Can you describe what your ideal food day would be? Where would you go?
Those things always depend on what kind of experience I’m going for—an ideal food day could be lunch at the Spotted Pig or dinner at Eleven Madison Park. Those both make amazing food days, but I also love days of family gatherings and home cooked comfort food—whether I’m cooking or not.
What are your favorite places to travel for inspiration? What do you eat there?
My most recent inspirational trip was to Tokyo. I dined at Italian restaurants where Japanese chefs had worked in Italy for extended periods of time. I ate everything, whatever sounded interesting and different.

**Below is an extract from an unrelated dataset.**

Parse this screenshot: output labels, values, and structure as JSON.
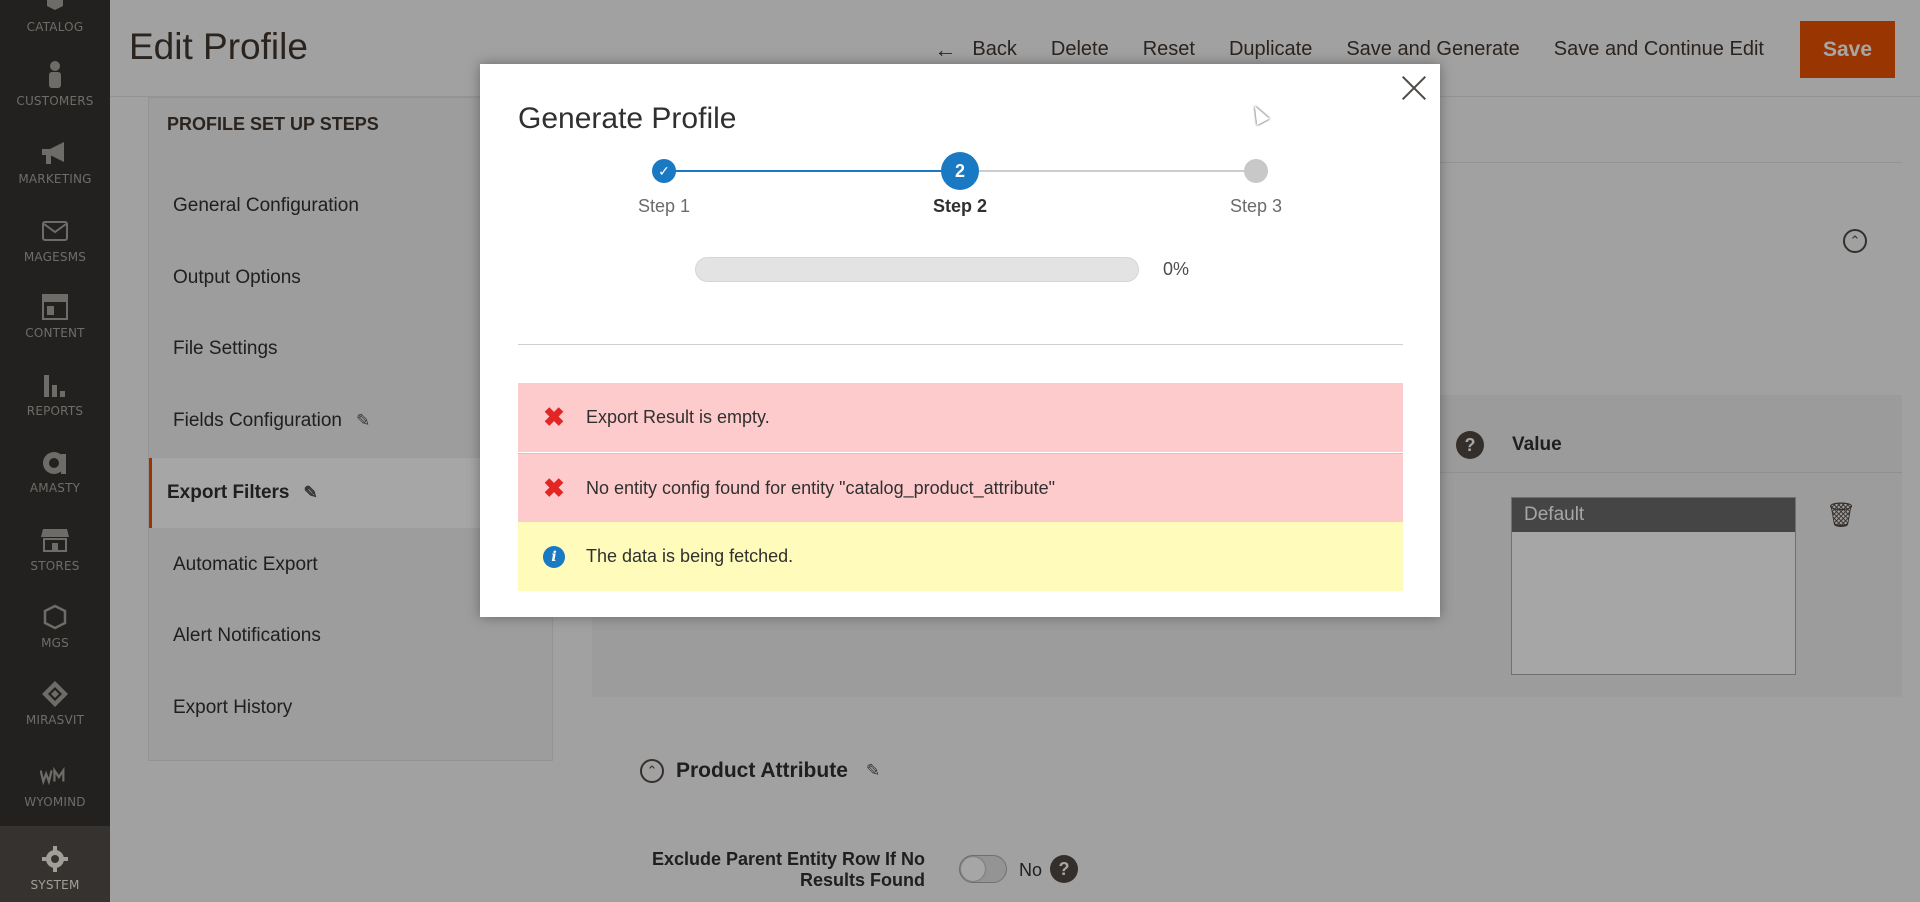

Where would you like to travel for inspiration that you haven’t been to yet?
Thailand, Portugal, and Malaysia.
As one of the most respected Italian chefs, what should we all know about Italian cuisine? What’s the trick to executing it so well?
Italian cuisine is about simplicity executed well. The reverence Italians hold product in is my starting point for cooking.
What ingredients make everything better? Which do you find overrated? Why?
I happen to love extra virgin olive oil, crushed red pepper, and garlic. I think tapioca maltodextrin is overrated because I don’t understand the whole powder thing…it makes for a great presentation but as far as creating flavors, I’m not so sure. Perhaps I haven’t done it correctly.